(SPOT.ph) Birds of Prey and the Fantabulous Emancipation of One Harley Quinn is an accurate depiction of a devastating breakup. After the Joker dumps her, Harley Quinn (Margot Robbie) is bawling on the couch while stuffing her face with junk food. When she’s able to drag herself out of the house, Harley gets into new hobbies like roller derby. But like the rest of us, she also backslides into self-destructive tendencies and gets wild at a bar. (Who hasn’t been in a similar situation post-breakup?) Then, she blows up ACE Chemicals sky-high in a grand display of fireworks attracting the unwanted attention of Gotham’s criminals including nightclub owner Roman Sionis/Black Mask (Ewan McGregor).
To save her skin, Harley must find a pickpocket named Cassandra Cain (Ella Jay Basco). Through Harley’s journey of figuring out her identity outside the Joker, she meets friends/foes along the way: lounge singer Dinah Lance/Black Canary (Jurnee Smollett-Bell), former mob heiress and vengeful assassin Helen Bertinelli/Huntress (Mary Elizabeth Winstead), and Gotham cop Renee Montoya (Rosie Perez).
The quippy Harley serves as the unreliable narrator of the whole story talking a mile-a-minute exaggerating certain claims, providing unrelated side commentary, breaking the fourth wall, and going back-and-forth in time. Whimsical visual imagery of floating letters and doodles accompany her frantic voiceover narration, similar to Scott Pilgrim vs. the World or one of those selfie filters containing obnoxious stickers.
The Cathy Yan film celebrates multi-faceted women of different ages, cultural ethnicity, physicality, sexuality, and personality. These women possess quirks that make them more endearing and relatable to the audience. Renee for instance, speaks mainly in '80s cop clichés, Huntress is a socially awkward assassin who wants to be taken seriously, and Canary is the super chill friend who tells it like it is. On the villain front, Black Mask makes for a hilarious nemesis despite his unnerving serial killer vibe and violent outbursts. As a fellow narcissist, he and Harley fight over the spotlight. Despite posing as a serious threat, his vanity just turns him into a joke.
The action sequences are intense and visceral with seamless choreography. Each character has a unique style suiting their personality whether it’s boxing, kickboxing, or MMA. Birds of Prey plays out like a Saturday morning cartoon with over-the-top animated violence in the style of Looney Tunes and Tom & Jerry. (Yes, the kind that we were surprisingly allowed to watch as children.) Harley’s acrobatic combat style, combined with her improbable use of weaponry for prop comedy, best represents this cartoon carnage.

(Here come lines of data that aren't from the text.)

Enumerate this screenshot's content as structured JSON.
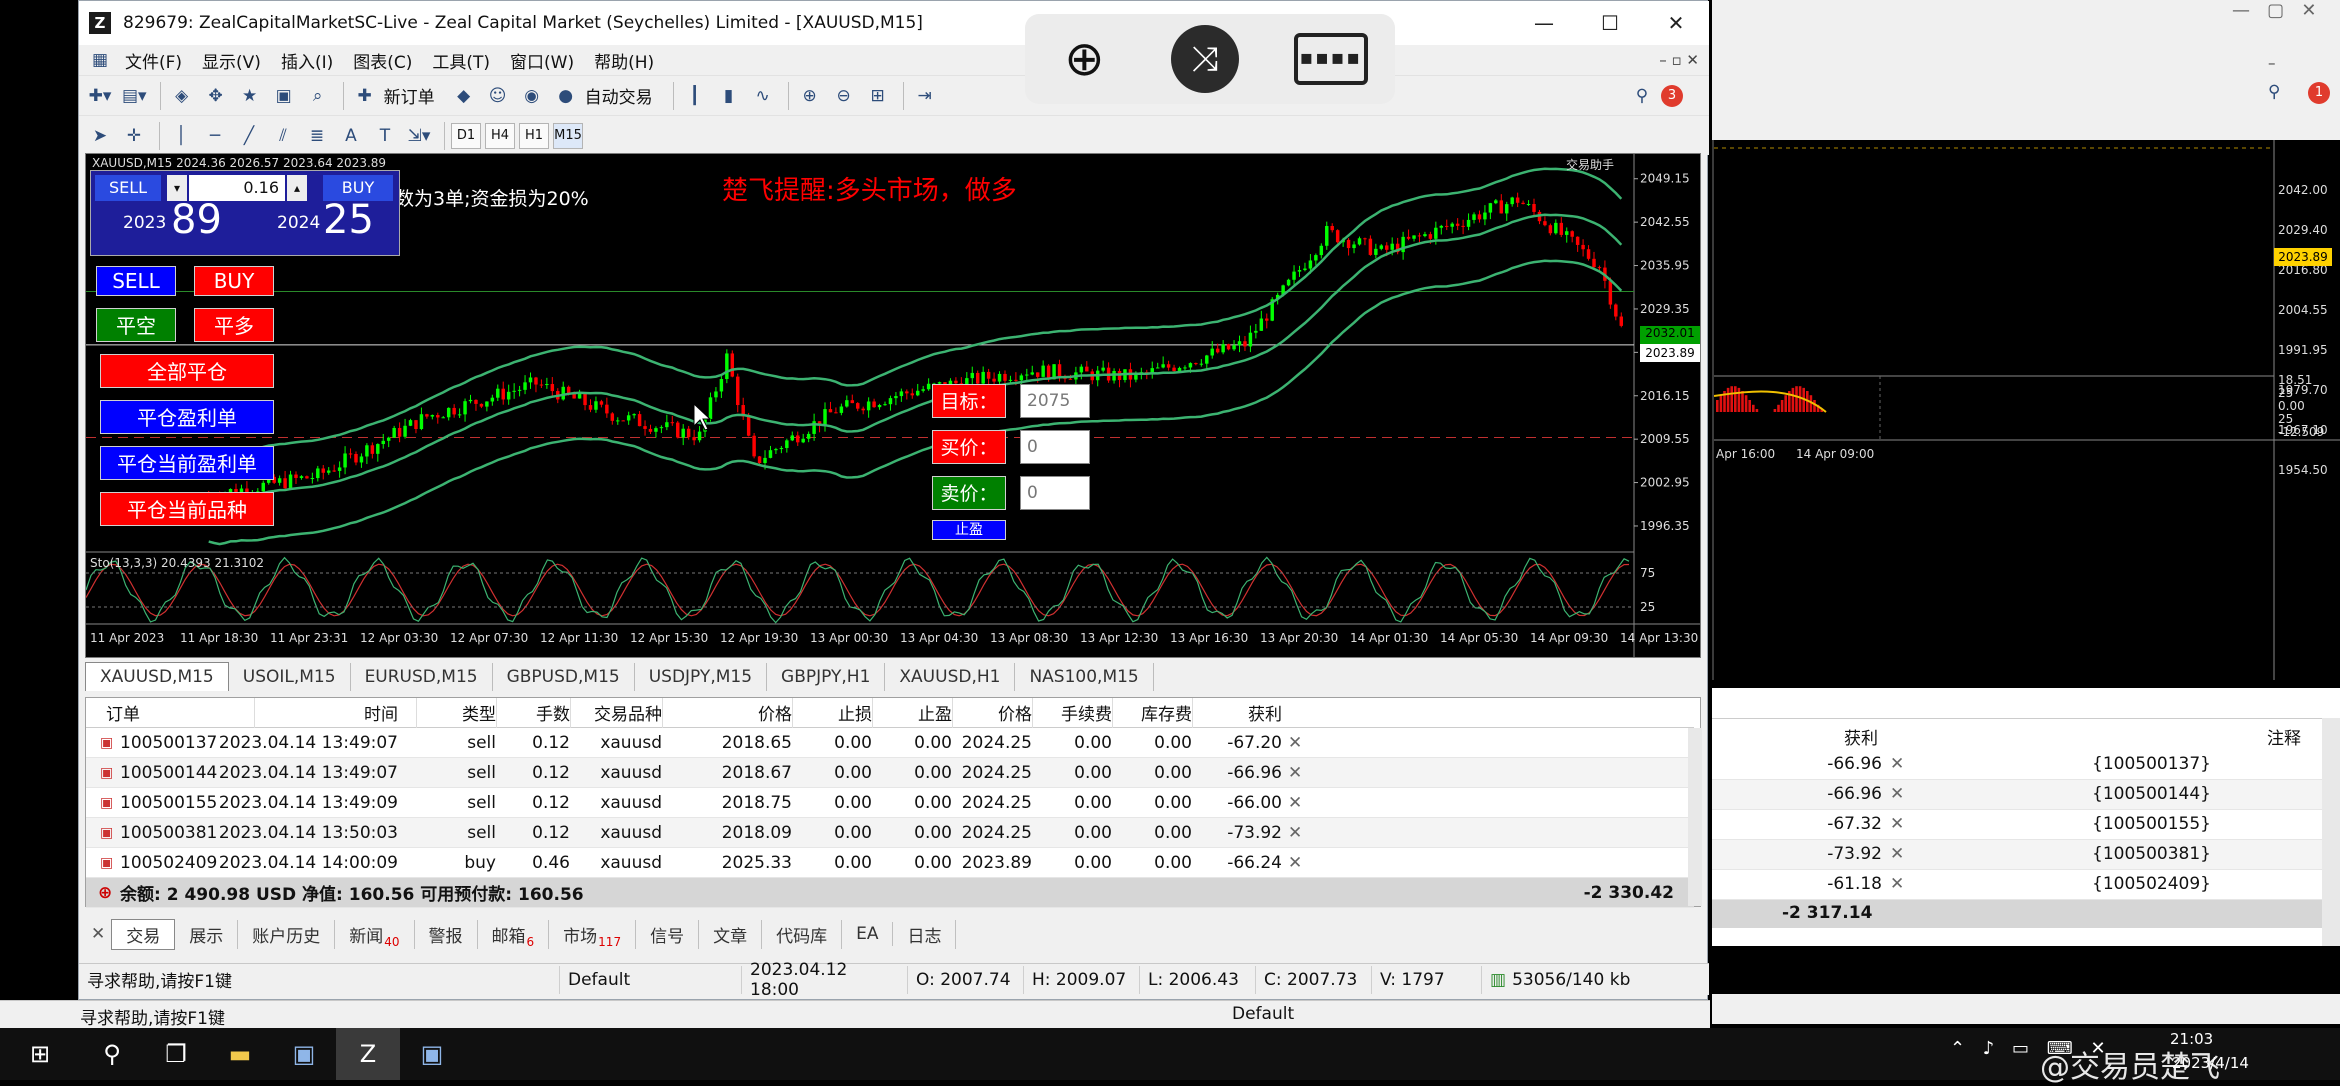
{
  "window": {
    "title": "829679: ZealCapitalMarketSC-Live - Zeal Capital Market (Seychelles) Limited - [XAUUSD,M15]",
    "minimize": "—",
    "maximize": "☐",
    "close": "✕"
  },
  "menu": [
    "文件(F)",
    "显示(V)",
    "插入(I)",
    "图表(C)",
    "工具(T)",
    "窗口(W)",
    "帮助(H)"
  ],
  "toolbar": {
    "new_order": "新订单",
    "auto_trade": "自动交易",
    "alert_count": "3"
  },
  "timeframes": [
    "D1",
    "H4",
    "H1",
    "M15"
  ],
  "chart": {
    "header": "XAUUSD,M15  2024.36 2026.57 2023.64 2023.89",
    "notice": "楚飞提醒:多头市场，做多",
    "info_text": "仓数为3单;资金损为20%",
    "trade_panel": {
      "sell": "SELL",
      "buy": "BUY",
      "lots": "0.16",
      "sell_big": "89",
      "sell_prefix": "2023",
      "buy_big": "25",
      "buy_prefix": "2024"
    },
    "buttons": {
      "sell": "SELL",
      "buy": "BUY",
      "close_short": "平空",
      "close_long": "平多",
      "close_all": "全部平仓",
      "close_profit": "平仓盈利单",
      "close_cur_profit": "平仓当前盈利单",
      "close_cur_symbol": "平仓当前品种"
    },
    "fields": {
      "target_label": "目标：",
      "target_value": "2075",
      "buy_label": "买价：",
      "buy_value": "0",
      "sell_label": "卖价：",
      "sell_value": "0",
      "extra_label": "止盈"
    },
    "price_axis": [
      "2049.15",
      "2042.55",
      "2035.95",
      "2029.35",
      "2022.75",
      "2016.15",
      "2009.55",
      "2002.95",
      "1996.35"
    ],
    "current_price": "2023.89",
    "green_price": "2032.01",
    "ind_header": "Sto(13,3,3) 20.4393 21.3102",
    "ind_axis": [
      "75",
      "25"
    ],
    "time_axis": [
      "11 Apr 2023",
      "11 Apr 18:30",
      "11 Apr 23:31",
      "12 Apr 03:30",
      "12 Apr 07:30",
      "12 Apr 11:30",
      "12 Apr 15:30",
      "12 Apr 19:30",
      "13 Apr 00:30",
      "13 Apr 04:30",
      "13 Apr 08:30",
      "13 Apr 12:30",
      "13 Apr 16:30",
      "13 Apr 20:30",
      "14 Apr 01:30",
      "14 Apr 05:30",
      "14 Apr 09:30",
      "14 Apr 13:30"
    ],
    "corner_label": "交易助手"
  },
  "right_chart": {
    "price_axis": [
      "2042.00",
      "2029.40",
      "2016.80",
      "2004.55",
      "1991.95",
      "1979.70",
      "1967.10",
      "1954.50"
    ],
    "current": "2023.89",
    "ind_axis": [
      "18.51",
      "25",
      "0.00",
      "25",
      "-12.509"
    ],
    "time_axis": [
      "Apr 16:00",
      "14 Apr 09:00"
    ]
  },
  "symbol_tabs": [
    "XAUUSD,M15",
    "USOIL,M15",
    "EURUSD,M15",
    "GBPUSD,M15",
    "USDJPY,M15",
    "GBPJPY,H1",
    "XAUUSD,H1",
    "NAS100,M15"
  ],
  "table": {
    "headers": [
      "订单",
      "时间",
      "类型",
      "手数",
      "交易品种",
      "价格",
      "止损",
      "止盈",
      "价格",
      "手续费",
      "库存费",
      "获利"
    ],
    "rows": [
      [
        "100500137",
        "2023.04.14 13:49:07",
        "sell",
        "0.12",
        "xauusd",
        "2018.65",
        "0.00",
        "0.00",
        "2024.25",
        "0.00",
        "0.00",
        "-67.20"
      ],
      [
        "100500144",
        "2023.04.14 13:49:07",
        "sell",
        "0.12",
        "xauusd",
        "2018.67",
        "0.00",
        "0.00",
        "2024.25",
        "0.00",
        "0.00",
        "-66.96"
      ],
      [
        "100500155",
        "2023.04.14 13:49:09",
        "sell",
        "0.12",
        "xauusd",
        "2018.75",
        "0.00",
        "0.00",
        "2024.25",
        "0.00",
        "0.00",
        "-66.00"
      ],
      [
        "100500381",
        "2023.04.14 13:50:03",
        "sell",
        "0.12",
        "xauusd",
        "2018.09",
        "0.00",
        "0.00",
        "2024.25",
        "0.00",
        "0.00",
        "-73.92"
      ],
      [
        "100502409",
        "2023.04.14 14:00:09",
        "buy",
        "0.46",
        "xauusd",
        "2025.33",
        "0.00",
        "0.00",
        "2023.89",
        "0.00",
        "0.00",
        "-66.24"
      ]
    ],
    "summary": "余额: 2 490.98 USD  净值: 160.56  可用预付款: 160.56",
    "total": "-2 330.42"
  },
  "bottom_tabs": [
    {
      "label": "交易",
      "badge": ""
    },
    {
      "label": "展示",
      "badge": ""
    },
    {
      "label": "账户历史",
      "badge": ""
    },
    {
      "label": "新闻",
      "badge": "40"
    },
    {
      "label": "警报",
      "badge": ""
    },
    {
      "label": "邮箱",
      "badge": "6"
    },
    {
      "label": "市场",
      "badge": "117"
    },
    {
      "label": "信号",
      "badge": ""
    },
    {
      "label": "文章",
      "badge": ""
    },
    {
      "label": "代码库",
      "badge": ""
    },
    {
      "label": "EA",
      "badge": ""
    },
    {
      "label": "日志",
      "badge": ""
    }
  ],
  "status": {
    "help": "寻求帮助,请按F1键",
    "profile": "Default",
    "time": "2023.04.12 18:00",
    "o": "O: 2007.74",
    "h": "H: 2009.07",
    "l": "L: 2006.43",
    "c": "C: 2007.73",
    "v": "V: 1797",
    "traffic": "53056/140 kb"
  },
  "status2": {
    "help": "寻求帮助,请按F1键",
    "profile": "Default"
  },
  "right_terminal": {
    "h_profit": "获利",
    "h_comment": "注释",
    "rows": [
      [
        "-66.96",
        "{100500137}"
      ],
      [
        "-66.96",
        "{100500144}"
      ],
      [
        "-67.32",
        "{100500155}"
      ],
      [
        "-73.92",
        "{100500381}"
      ],
      [
        "-61.18",
        "{100502409}"
      ]
    ],
    "total": "-2 317.14",
    "alert_count": "1"
  },
  "taskbar": {
    "time": "21:03",
    "date": "2023/4/14",
    "watermark": "@交易员楚飞"
  },
  "colors": {
    "chart_bg": "#000000",
    "candle_up": "#00ff00",
    "candle_down": "#ff0000",
    "band": "#3cb371",
    "text_red": "#ff0000"
  }
}
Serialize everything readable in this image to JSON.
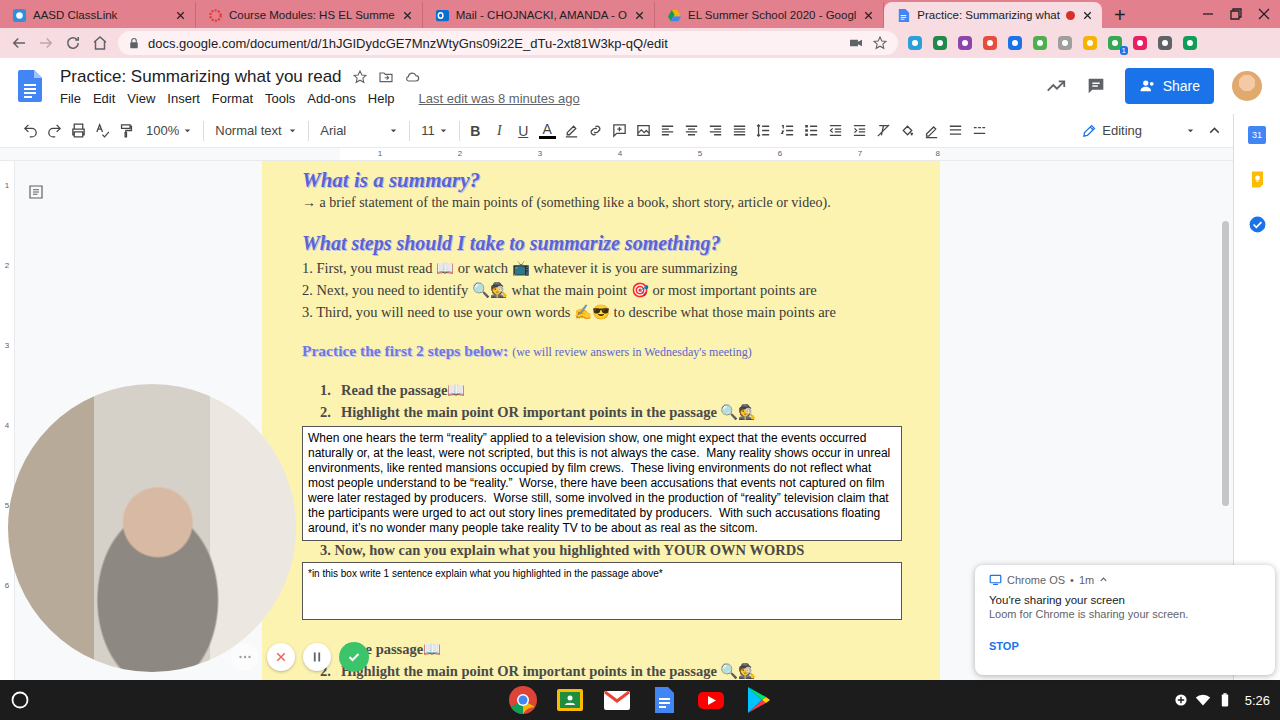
{
  "browser": {
    "tabs": [
      {
        "label": "AASD ClassLink",
        "selected": false,
        "recording": false,
        "kind": "classlink"
      },
      {
        "label": "Course Modules: HS EL Summe",
        "selected": false,
        "recording": false,
        "kind": "canvas"
      },
      {
        "label": "Mail - CHOJNACKI, AMANDA - O",
        "selected": false,
        "recording": false,
        "kind": "outlook"
      },
      {
        "label": "EL Summer School 2020 - Googl",
        "selected": false,
        "recording": false,
        "kind": "drive"
      },
      {
        "label": "Practice: Summarizing what",
        "selected": true,
        "recording": true,
        "kind": "docs"
      }
    ],
    "new_tab": "+",
    "url": "docs.google.com/document/d/1hJGIDydcGE7MnzWtyGns09i22E_dTu-2xt81W3kp-qQ/edit",
    "extension_badge": "1"
  },
  "docs": {
    "title": "Practice: Summarizing what you read",
    "menus": [
      "File",
      "Edit",
      "View",
      "Insert",
      "Format",
      "Tools",
      "Add-ons",
      "Help"
    ],
    "last_edit": "Last edit was 8 minutes ago",
    "share": "Share",
    "calendar_day": "31"
  },
  "toolbar": {
    "zoom": "100%",
    "style": "Normal text",
    "font": "Arial",
    "size": "11",
    "format_buttons": [
      "B",
      "I",
      "U",
      "A"
    ],
    "mode": "Editing"
  },
  "ruler": {
    "horizontal": [
      "1",
      "2",
      "3",
      "4",
      "5",
      "6",
      "7",
      "8"
    ],
    "vertical": [
      "1",
      "2",
      "3",
      "4",
      "5",
      "6"
    ]
  },
  "document": {
    "heading1": "What is a summary?",
    "definition": "→ a brief statement of the main points of (something like a book, short story, article or video).",
    "heading2": "What steps should I take to summarize something?",
    "steps": [
      "1. First, you must read 📖 or watch 📺 whatever it is you are summarizing",
      "2. Next, you need to identify 🔍🕵  what the main point 🎯 or most important points are",
      "3. Third, you will need to use your own words ✍😎 to describe what those main points are"
    ],
    "practice_heading": "Practice the first 2 steps below:",
    "practice_note": "(we will review answers in Wednesday's meeting)",
    "tasks": [
      {
        "number": "1.",
        "text": "Read the passage📖"
      },
      {
        "number": "2.",
        "text": "Highlight the main point OR important points in the passage 🔍🕵"
      }
    ],
    "passage": "When one hears the term “reality” applied to a television show, one might expect that the events occurred naturally or, at the least, were not scripted, but this is not always the case.  Many reality shows occur in unreal environments, like rented mansions occupied by film crews.  These living environments do not reflect what most people understand to be “reality.”  Worse, there have been accusations that events not captured on film were later restaged by producers.  Worse still, some involved in the production of “reality” television claim that the participants were urged to act out story lines premeditated by producers.  With such accusations floating around, it’s no wonder many people take reality TV to be about as real as the sitcom.",
    "explain_prompt": "3. Now, how can you explain what you highlighted with YOUR OWN WORDS",
    "answer_placeholder": "*in this box write 1 sentence explain what you highlighted in the passage above*",
    "next_tasks": [
      {
        "text": "d the passage📖"
      },
      {
        "number": "2.",
        "text": "Highlight the main point OR important points in the passage 🔍🕵"
      }
    ]
  },
  "notification": {
    "source": "Chrome OS",
    "separator": "•",
    "age": "1m",
    "title": "You're sharing your screen",
    "body": "Loom for Chrome is sharing your screen.",
    "action": "STOP"
  },
  "shelf": {
    "time": "5:26"
  }
}
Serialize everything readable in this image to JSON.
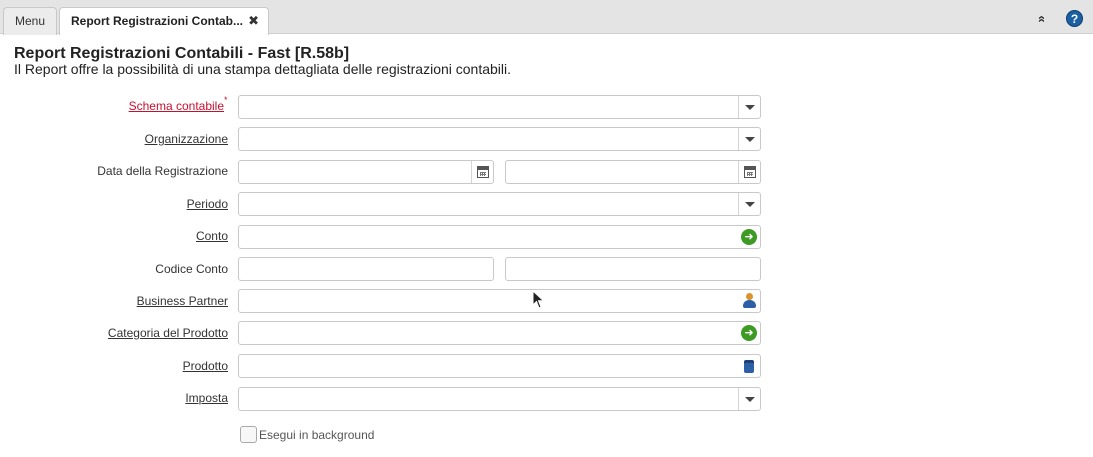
{
  "tabs": {
    "menu_label": "Menu",
    "active_label": "Report Registrazioni Contab...",
    "close_symbol": "✖"
  },
  "toolbar": {
    "collapse_symbol": "»",
    "help_symbol": "?"
  },
  "header": {
    "title": "Report Registrazioni Contabili - Fast [R.58b]",
    "description": "Il Report offre la possibilità di una stampa dettagliata delle registrazioni contabili."
  },
  "form": {
    "schema_contabile": {
      "label": "Schema contabile",
      "value": "",
      "required_mark": "*"
    },
    "organizzazione": {
      "label": "Organizzazione",
      "value": ""
    },
    "data_registrazione": {
      "label": "Data della Registrazione",
      "from": "",
      "to": ""
    },
    "periodo": {
      "label": "Periodo",
      "value": ""
    },
    "conto": {
      "label": "Conto",
      "value": ""
    },
    "codice_conto": {
      "label": "Codice Conto",
      "from": "",
      "to": ""
    },
    "business_partner": {
      "label": "Business Partner",
      "value": ""
    },
    "categoria_prodotto": {
      "label": "Categoria del Prodotto",
      "value": ""
    },
    "prodotto": {
      "label": "Prodotto",
      "value": ""
    },
    "imposta": {
      "label": "Imposta",
      "value": ""
    },
    "background": {
      "label": "Esegui in background",
      "checked": false
    }
  },
  "colors": {
    "mandatory_label": "#c8102e",
    "help_button": "#1b5fa3",
    "search_arrow": "#3d9a23"
  }
}
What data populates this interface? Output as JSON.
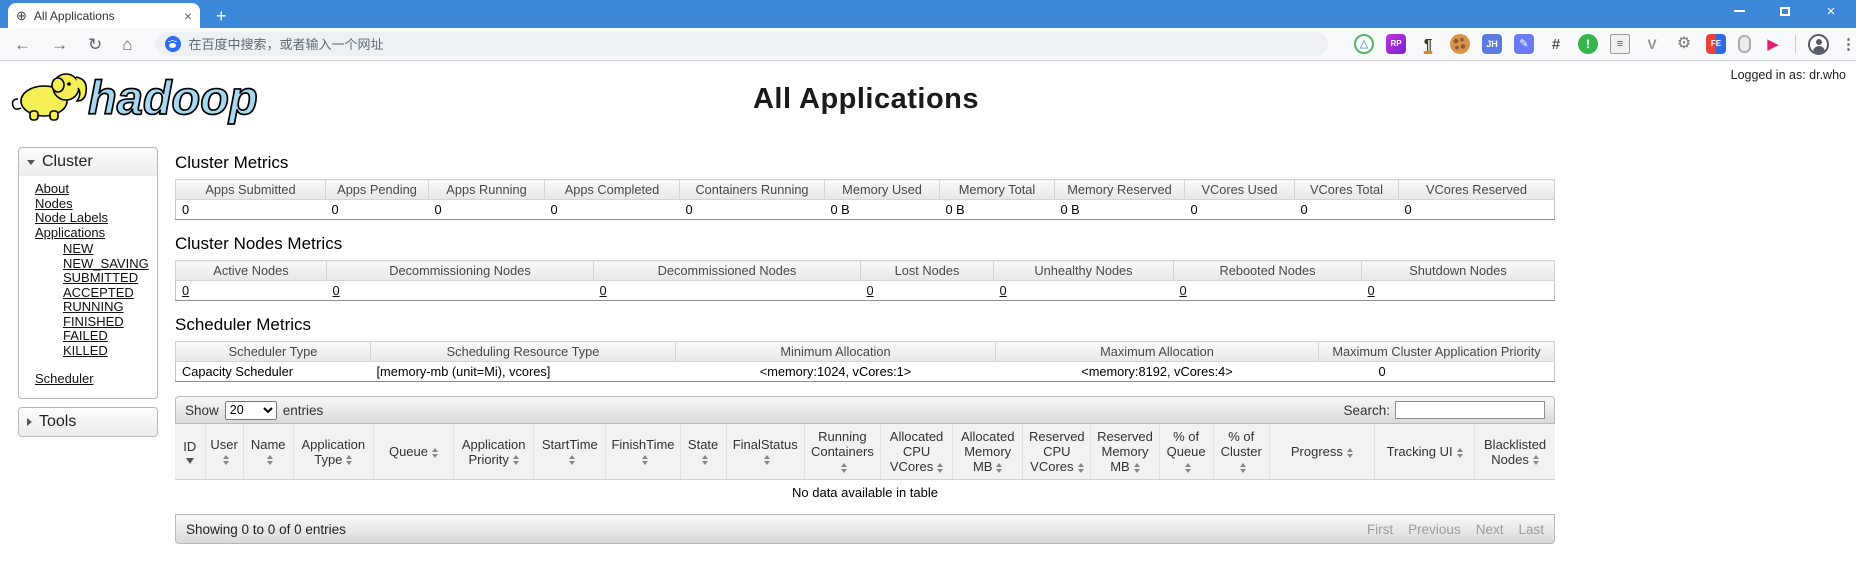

The glaring problem that prevents the film from taking flight (because birds, get it?) is the disjointed plot that hops between being a Birds of Prey feature to the Harley freakin’ Quinn show. The film took longer than expected to get the ensemble cast together. Tightening the pace and fast-tracking the eventual team up would have allotted more time to explore interesting group dynamics. Although Margot Robbie meant for Birds of Prey to be a vehicle that brought more DC women along for the ride, Harley Quinn remained the standout star of the show. If the ladies of Birds of Prey were to branch out into their own solo feature, will they be able to stand on their own and make an impact in the absence of Harley and her zany antics? We sure hope so because we need more female-led action features in the DC Extended Universe.
True to its name, Birds of Prey and the Fantabulous Emancipation of One Harley Quinn sets itself free from the stereotypical doom and gloom of gritty DC films. Birds of Prey flips the script and flips several birds (pun always intended) toward superhero conventions. It’s the neon-colored, glitter-filled fevered daydream to shake up the status quo.
Rating: 4 out of 5 Spots.
Birds of Prey (and the Fantabulous Emancipation of One Harley Quinn) is now showing in cinemas.